Given how long actual theatres may be missing from our world, the actors expect to see a broadening palette, including perhaps new works about the virus. In Station Eleven, a traveling theatre troupe finds that in a post-pandemic world audiences prefer Shakespeare to new material, though Mandel says she’s not sure how she feels in real life. “It’s one thing to say that in a fictional pandemic scenario, but it’s another to live it.”
For now, Sloan says, King Lear, despite its dire, haunting look at humanity, can help us cope. “It is inspiring us as actors to better ourselves, to dig deeper and to find something new,” he says, before quoting Edgar, on the run in the wild weather, and facing an uncertain future.
To be worst,
The lowest and most dejected thing of fortune,

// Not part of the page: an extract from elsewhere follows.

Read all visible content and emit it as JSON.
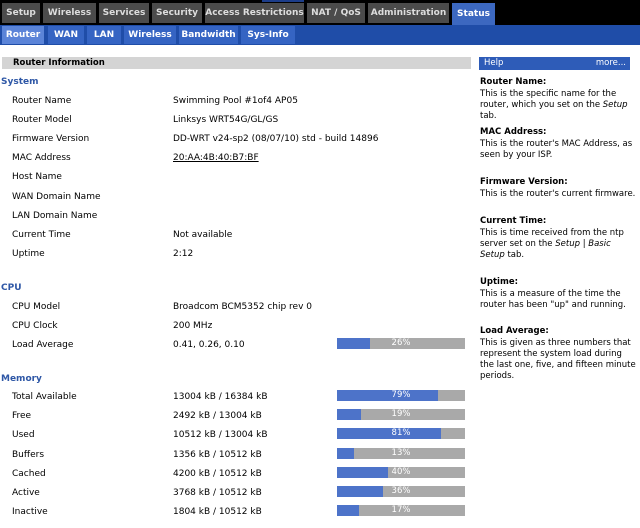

Stands still in esperance, lives not in fear:
The lamentable change is from the best;
The worst returns to laughter. Welcome, then,
Thou unsubstantial air that I embrace!
The wretch that thou hast blown unto the worst
Owes nothing to thy blasts.
King Lear will stream live, and for free, at 7:30 on April 23 on the following sites. It will also be available for streaming for four days afterward.
The production is raising money for the Penndel Food Pantry in Bucks County, and/or you can donate to one in your area through https://www.feedingamerica.org/find-your-local-foodbank.
Support American Theatre: a just and thriving theatre ecology begins with information for all. Please join us in this mission by making a donation to our publisher, Theatre Communications Group. When you support American Theatre magazine and TCG, you support a long legacy of quality nonprofit arts journalism. Click here to make your fully tax-deductible donation today!